Upon my last visit I sampled a pleasant Cabernet Franc from the Loire Valley, the producer was Yannick Amirault, region Bourgueil and the wine was called La Coudraye. Very good Cabernet Franc, especially considering the price. In addition I also sampled a Chianti from Montesecondo, fairly nice balance but felt rather young so while pleasant now would probably benefit from som ageing.
They also serve some food. Mainly small plates, tapas style. I sampled the cheese croquetas, the charcuterie plate and the almonds. The food is pretty decent but looking at the amount of food it is not really great value for money. The dishes are small and the prices would make it fairly expensive to fill up on the tapas. So either come here before dinner for some good wine, nice atmosphere and enjoy a small bite or two or come after dinner and have some wine. I will definitly stop by now and then for a glass of wine so it is welcome to a neighborhood otherwise pretty starved for quality beverages (still waiting for a proper coffee place).

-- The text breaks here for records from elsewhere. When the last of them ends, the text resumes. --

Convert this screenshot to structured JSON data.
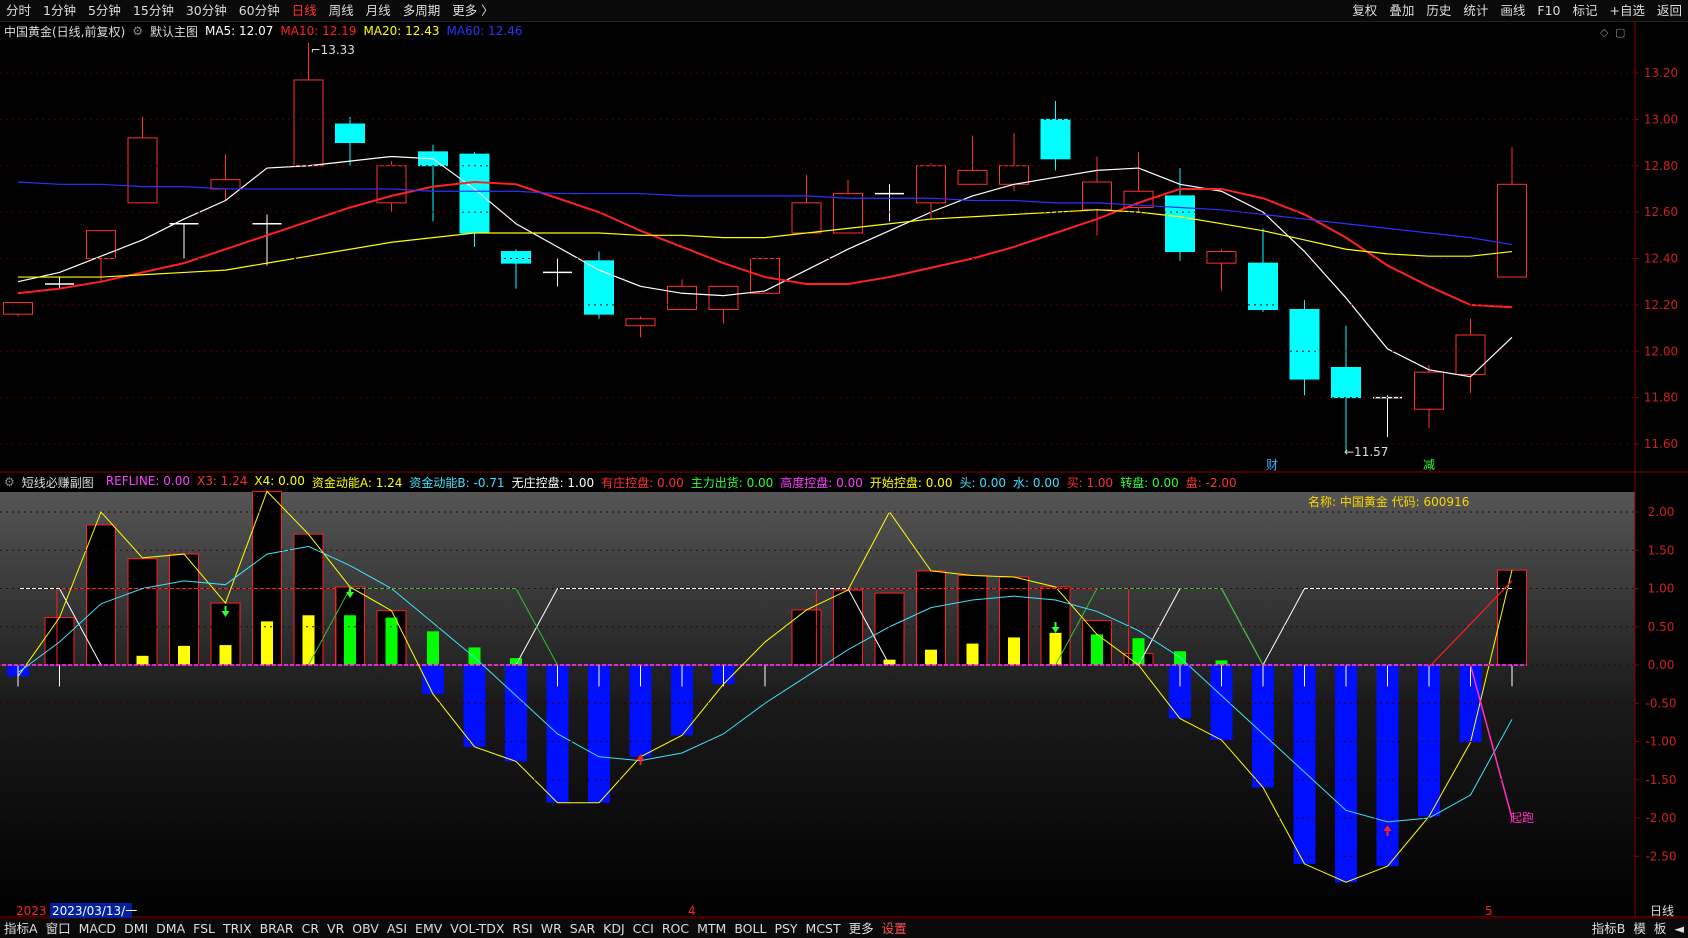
{
  "toolbar": {
    "periods": [
      "分时",
      "1分钟",
      "5分钟",
      "15分钟",
      "30分钟",
      "60分钟",
      "日线",
      "周线",
      "月线",
      "多周期",
      "更多 〉"
    ],
    "active_index": 6,
    "right_buttons": [
      "复权",
      "叠加",
      "历史",
      "统计",
      "画线",
      "F10",
      "标记",
      "+自选",
      "返回"
    ]
  },
  "main_legend": {
    "title": "中国黄金(日线,前复权)",
    "indicator_name": "默认主图",
    "ma5": "MA5: 12.07",
    "ma10": "MA10: 12.19",
    "ma20": "MA20: 12.43",
    "ma60": "MA60: 12.46",
    "colors": {
      "ma5": "#ffffff",
      "ma10": "#ff2020",
      "ma20": "#ffff00",
      "ma60": "#3030ff"
    }
  },
  "sub_legend": {
    "name": "短线必赚副图",
    "items": [
      {
        "text": "REFLINE: 0.00",
        "color": "#ff40ff"
      },
      {
        "text": "X3: 1.24",
        "color": "#ff3030"
      },
      {
        "text": "X4: 0.00",
        "color": "#ffff00"
      },
      {
        "text": "资金动能A: 1.24",
        "color": "#ffff00"
      },
      {
        "text": "资金动能B: -0.71",
        "color": "#40e0ff"
      },
      {
        "text": "无庄控盘: 1.00",
        "color": "#ffffff"
      },
      {
        "text": "有庄控盘: 0.00",
        "color": "#ff3030"
      },
      {
        "text": "主力出货: 0.00",
        "color": "#30ff30"
      },
      {
        "text": "高度控盘: 0.00",
        "color": "#ff40ff"
      },
      {
        "text": "开始控盘: 0.00",
        "color": "#ffff00"
      },
      {
        "text": "头: 0.00",
        "color": "#40e0ff"
      },
      {
        "text": "水: 0.00",
        "color": "#40e0ff"
      },
      {
        "text": "买: 1.00",
        "color": "#ff3030"
      },
      {
        "text": "转盘: 0.00",
        "color": "#30ff30"
      },
      {
        "text": "盘: -2.00",
        "color": "#ff3030"
      }
    ],
    "stock_info": "名称: 中国黄金 代码: 600916"
  },
  "main_axis": {
    "ticks": [
      "13.20",
      "13.00",
      "12.80",
      "12.60",
      "12.40",
      "12.20",
      "12.00",
      "11.80",
      "11.60"
    ]
  },
  "sub_axis": {
    "ticks": [
      "2.00",
      "1.50",
      "1.00",
      "0.50",
      "0.00",
      "-0.50",
      "-1.00",
      "-1.50",
      "-2.00",
      "-2.50"
    ]
  },
  "annotations": {
    "high": "13.33",
    "low": "←11.57",
    "mark_cai": "财",
    "mark_jian": "减",
    "qipao": "起跑"
  },
  "date_axis": {
    "year_label": "2023",
    "cursor_date": "2023/03/13/一",
    "month_a": "4",
    "month_b": "5",
    "period": "日线"
  },
  "bottom_tabs": [
    "指标A",
    "窗口",
    "MACD",
    "DMI",
    "DMA",
    "FSL",
    "TRIX",
    "BRAR",
    "CR",
    "VR",
    "OBV",
    "ASI",
    "EMV",
    "VOL-TDX",
    "RSI",
    "WR",
    "SAR",
    "KDJ",
    "CCI",
    "ROC",
    "MTM",
    "BOLL",
    "PSY",
    "MCST",
    "更多",
    "设置"
  ],
  "bottom_right": [
    "指标B",
    "模",
    "板",
    "◄"
  ],
  "chart_data": [
    {
      "type": "candlestick",
      "title": "中国黄金(日线,前复权)",
      "ylim": [
        11.55,
        13.38
      ],
      "candles": [
        {
          "o": 12.16,
          "h": 12.21,
          "l": 12.15,
          "c": 12.21
        },
        {
          "o": 12.29,
          "h": 12.32,
          "l": 12.27,
          "c": 12.29
        },
        {
          "o": 12.4,
          "h": 12.52,
          "l": 12.3,
          "c": 12.52
        },
        {
          "o": 12.64,
          "h": 13.01,
          "l": 12.64,
          "c": 12.92
        },
        {
          "o": 12.55,
          "h": 12.55,
          "l": 12.4,
          "c": 12.55
        },
        {
          "o": 12.7,
          "h": 12.85,
          "l": 12.65,
          "c": 12.74
        },
        {
          "o": 12.55,
          "h": 12.59,
          "l": 12.37,
          "c": 12.55
        },
        {
          "o": 12.8,
          "h": 13.33,
          "l": 12.8,
          "c": 13.17
        },
        {
          "o": 12.98,
          "h": 13.01,
          "l": 12.8,
          "c": 12.9
        },
        {
          "o": 12.64,
          "h": 12.82,
          "l": 12.6,
          "c": 12.8
        },
        {
          "o": 12.86,
          "h": 12.89,
          "l": 12.56,
          "c": 12.8
        },
        {
          "o": 12.85,
          "h": 12.86,
          "l": 12.45,
          "c": 12.51
        },
        {
          "o": 12.43,
          "h": 12.44,
          "l": 12.27,
          "c": 12.38
        },
        {
          "o": 12.34,
          "h": 12.4,
          "l": 12.28,
          "c": 12.34
        },
        {
          "o": 12.39,
          "h": 12.43,
          "l": 12.14,
          "c": 12.16
        },
        {
          "o": 12.11,
          "h": 12.15,
          "l": 12.06,
          "c": 12.14
        },
        {
          "o": 12.18,
          "h": 12.31,
          "l": 12.18,
          "c": 12.28
        },
        {
          "o": 12.18,
          "h": 12.27,
          "l": 12.12,
          "c": 12.28
        },
        {
          "o": 12.25,
          "h": 12.4,
          "l": 12.25,
          "c": 12.4
        },
        {
          "o": 12.51,
          "h": 12.76,
          "l": 12.51,
          "c": 12.64
        },
        {
          "o": 12.51,
          "h": 12.74,
          "l": 12.51,
          "c": 12.68
        },
        {
          "o": 12.68,
          "h": 12.72,
          "l": 12.56,
          "c": 12.68
        },
        {
          "o": 12.64,
          "h": 12.81,
          "l": 12.57,
          "c": 12.8
        },
        {
          "o": 12.72,
          "h": 12.93,
          "l": 12.72,
          "c": 12.78
        },
        {
          "o": 12.72,
          "h": 12.94,
          "l": 12.69,
          "c": 12.8
        },
        {
          "o": 13.0,
          "h": 13.08,
          "l": 12.78,
          "c": 12.83
        },
        {
          "o": 12.61,
          "h": 12.84,
          "l": 12.5,
          "c": 12.73
        },
        {
          "o": 12.62,
          "h": 12.86,
          "l": 12.6,
          "c": 12.69
        },
        {
          "o": 12.67,
          "h": 12.79,
          "l": 12.39,
          "c": 12.43
        },
        {
          "o": 12.38,
          "h": 12.44,
          "l": 12.26,
          "c": 12.43
        },
        {
          "o": 12.38,
          "h": 12.53,
          "l": 12.17,
          "c": 12.18
        },
        {
          "o": 12.18,
          "h": 12.22,
          "l": 11.81,
          "c": 11.88
        },
        {
          "o": 11.93,
          "h": 12.11,
          "l": 11.57,
          "c": 11.8
        },
        {
          "o": 11.8,
          "h": 11.81,
          "l": 11.63,
          "c": 11.8
        },
        {
          "o": 11.75,
          "h": 11.94,
          "l": 11.67,
          "c": 11.91
        },
        {
          "o": 11.9,
          "h": 12.14,
          "l": 11.82,
          "c": 12.07
        },
        {
          "o": 12.32,
          "h": 12.88,
          "l": 12.32,
          "c": 12.72
        }
      ],
      "series": [
        {
          "name": "MA5",
          "color": "#ffffff",
          "values": [
            12.3,
            12.34,
            12.41,
            12.48,
            12.57,
            12.65,
            12.79,
            12.8,
            12.82,
            12.84,
            12.83,
            12.7,
            12.55,
            12.45,
            12.35,
            12.28,
            12.25,
            12.24,
            12.26,
            12.35,
            12.44,
            12.52,
            12.6,
            12.67,
            12.72,
            12.75,
            12.78,
            12.79,
            12.72,
            12.69,
            12.6,
            12.43,
            12.23,
            12.01,
            11.92,
            11.89,
            12.06
          ]
        },
        {
          "name": "MA10",
          "color": "#ff2020",
          "values": [
            12.25,
            12.27,
            12.3,
            12.34,
            12.38,
            12.44,
            12.5,
            12.56,
            12.62,
            12.67,
            12.71,
            12.73,
            12.72,
            12.66,
            12.6,
            12.52,
            12.45,
            12.38,
            12.32,
            12.29,
            12.29,
            12.32,
            12.36,
            12.4,
            12.45,
            12.51,
            12.57,
            12.64,
            12.7,
            12.7,
            12.66,
            12.59,
            12.49,
            12.37,
            12.28,
            12.2,
            12.19
          ]
        },
        {
          "name": "MA20",
          "color": "#ffff00",
          "values": [
            12.32,
            12.32,
            12.32,
            12.33,
            12.34,
            12.35,
            12.38,
            12.41,
            12.44,
            12.47,
            12.49,
            12.51,
            12.51,
            12.51,
            12.51,
            12.5,
            12.5,
            12.49,
            12.49,
            12.51,
            12.53,
            12.55,
            12.57,
            12.58,
            12.59,
            12.6,
            12.61,
            12.6,
            12.58,
            12.55,
            12.52,
            12.48,
            12.44,
            12.42,
            12.41,
            12.41,
            12.43
          ]
        },
        {
          "name": "MA60",
          "color": "#3030ff",
          "values": [
            12.73,
            12.72,
            12.72,
            12.71,
            12.71,
            12.7,
            12.7,
            12.7,
            12.7,
            12.7,
            12.69,
            12.69,
            12.69,
            12.68,
            12.68,
            12.68,
            12.67,
            12.67,
            12.67,
            12.67,
            12.66,
            12.66,
            12.66,
            12.65,
            12.65,
            12.64,
            12.64,
            12.63,
            12.62,
            12.61,
            12.59,
            12.57,
            12.55,
            12.53,
            12.51,
            12.49,
            12.46
          ]
        }
      ]
    },
    {
      "type": "bar",
      "title": "短线必赚副图",
      "ylim": [
        -2.9,
        2.25
      ],
      "outlined_bars": [
        0,
        0.62,
        1.83,
        1.39,
        1.45,
        0.81,
        2.27,
        1.71,
        1.02,
        0.71,
        0,
        0,
        0,
        0,
        0,
        0,
        0,
        0,
        0,
        0.72,
        0.98,
        0.94,
        1.23,
        1.17,
        1.15,
        1.02,
        0.58,
        0.15,
        0,
        0,
        0,
        0,
        0,
        0,
        0,
        0,
        1.24
      ],
      "yellow_bars": [
        0,
        0,
        0,
        0.12,
        0.25,
        0.26,
        0.57,
        0.65,
        0,
        0,
        0,
        0,
        0,
        0,
        0,
        0,
        0,
        0,
        0,
        0,
        0,
        0.07,
        0.2,
        0.28,
        0.36,
        0.42,
        0,
        0,
        0,
        0,
        0,
        0,
        0,
        0,
        0,
        0,
        0
      ],
      "green_bars": [
        0,
        0,
        0,
        0,
        0,
        0,
        0,
        0,
        0.65,
        0.62,
        0.44,
        0.23,
        0.09,
        0,
        0,
        0,
        0,
        0,
        0,
        0,
        0,
        0,
        0,
        0,
        0,
        0,
        0.4,
        0.35,
        0.18,
        0.06,
        0,
        0,
        0,
        0,
        0,
        0,
        0
      ],
      "blue_bars": [
        -0.15,
        0,
        0,
        0,
        0,
        0,
        0,
        0,
        0,
        0,
        -0.38,
        -1.07,
        -1.26,
        -1.8,
        -1.8,
        -1.2,
        -0.92,
        -0.25,
        0,
        0,
        0,
        0,
        0,
        0,
        0,
        0,
        0,
        0,
        -0.7,
        -0.98,
        -1.6,
        -2.6,
        -2.84,
        -2.63,
        -1.98,
        -1.01,
        0
      ],
      "series": [
        {
          "name": "资金动能A",
          "color": "#ffff00",
          "values": [
            -0.15,
            0.62,
            2.0,
            1.4,
            1.45,
            0.81,
            2.27,
            1.71,
            1.02,
            0.71,
            -0.38,
            -1.07,
            -1.26,
            -1.8,
            -1.8,
            -1.2,
            -0.92,
            -0.25,
            0.3,
            0.72,
            0.98,
            2.0,
            1.23,
            1.17,
            1.15,
            1.02,
            0.4,
            0.0,
            -0.7,
            -0.98,
            -1.6,
            -2.6,
            -2.84,
            -2.63,
            -1.98,
            -1.01,
            1.24
          ]
        },
        {
          "name": "资金动能B",
          "color": "#40e0ff",
          "values": [
            -0.1,
            0.3,
            0.8,
            1.0,
            1.1,
            1.05,
            1.45,
            1.55,
            1.3,
            1.0,
            0.55,
            0.1,
            -0.4,
            -0.9,
            -1.2,
            -1.25,
            -1.15,
            -0.9,
            -0.5,
            -0.15,
            0.2,
            0.5,
            0.75,
            0.85,
            0.9,
            0.85,
            0.7,
            0.45,
            0.1,
            -0.4,
            -0.9,
            -1.4,
            -1.9,
            -2.05,
            -2.0,
            -1.7,
            -0.71
          ]
        },
        {
          "name": "无庄控盘",
          "color": "#ffffff",
          "values": [
            1,
            1,
            0,
            0,
            0,
            0,
            0,
            0,
            0,
            0,
            0,
            0,
            0,
            1,
            1,
            1,
            1,
            1,
            1,
            1,
            1,
            0,
            0,
            0,
            0,
            0,
            0,
            0,
            1,
            1,
            0,
            1,
            1,
            1,
            1,
            1,
            1
          ]
        },
        {
          "name": "主力出货",
          "color": "#30ff30",
          "values": [
            0,
            0,
            0,
            0,
            0,
            0,
            0,
            0,
            1,
            1,
            1,
            1,
            1,
            0,
            0,
            0,
            0,
            0,
            0,
            0,
            0,
            0,
            0,
            0,
            0,
            0,
            1,
            1,
            1,
            1,
            0,
            0,
            0,
            0,
            0,
            0,
            0
          ]
        }
      ]
    }
  ]
}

When arriving in Singapore we were treated to a bottle of sparkling wine by our friends. This having been a trip largely without quality wine we were excited to try some sparkling even though it was not something we normally would have bought. This was a New Zealand sparkling called Oyster Bay Brut Sparkling Cuvée and is made with the Charmat method on 100% Chardonnay grapes. For those who do not know the Charmat Method it involves the wine undergoing the secondary fermentation in stainless steel tanks instead of in individual bottles, and after that it is bottled under pressure. It is a method commonly used in Italy for making Prosecco and generally produces fruity and fresh wines. What is often missing for me is the toastines and brioche-like characteristics more commonly found in Champagnes and occasionally Cava. So it is both an unusual choice of country and method for us but we are happy to try new things.
City views from the balcony
Fresh yellowish colour
Oyster Bay is probably more known for their Sauvignon Blancs at fairly modest prices for the quality than their sparkling wines but it was interesting to try it. They are a family owned company with a vision to became a premium wine maker and they make a full range of white, red and sparkling wines.
The color is light golden with persistent bubbles. A bit bubbly for my taste but not overly aggressive so nothing disturbing. The nose has hints of grapefruit and floral notes. On the palate it had clear flavour of crisp apple, zesty citrus but also creaminess and in the finish minerals.
For me it was a pleasant surprise (both coming from New Zealand and a sparkling made using the Charmat Method) and it works really well as an aperitif on a hot day or as a companion for some Asian food. It is however clearly a fairly basic cuvée so for me I was surprised when I saw the price in stores here in Singapore. At Cold Storage it was almost 70 SGD (and that was a special promotion, approximately €45). It is available in the UK for around £14 (approximately €19) and that is of course a lot less but for me it would have to be around €10 to be decent value for money. Quality rating it is a nice basic wine so a 2.5 but value for money in Singapore is 0 and if looking at the UK it would be a value for money rating of 2.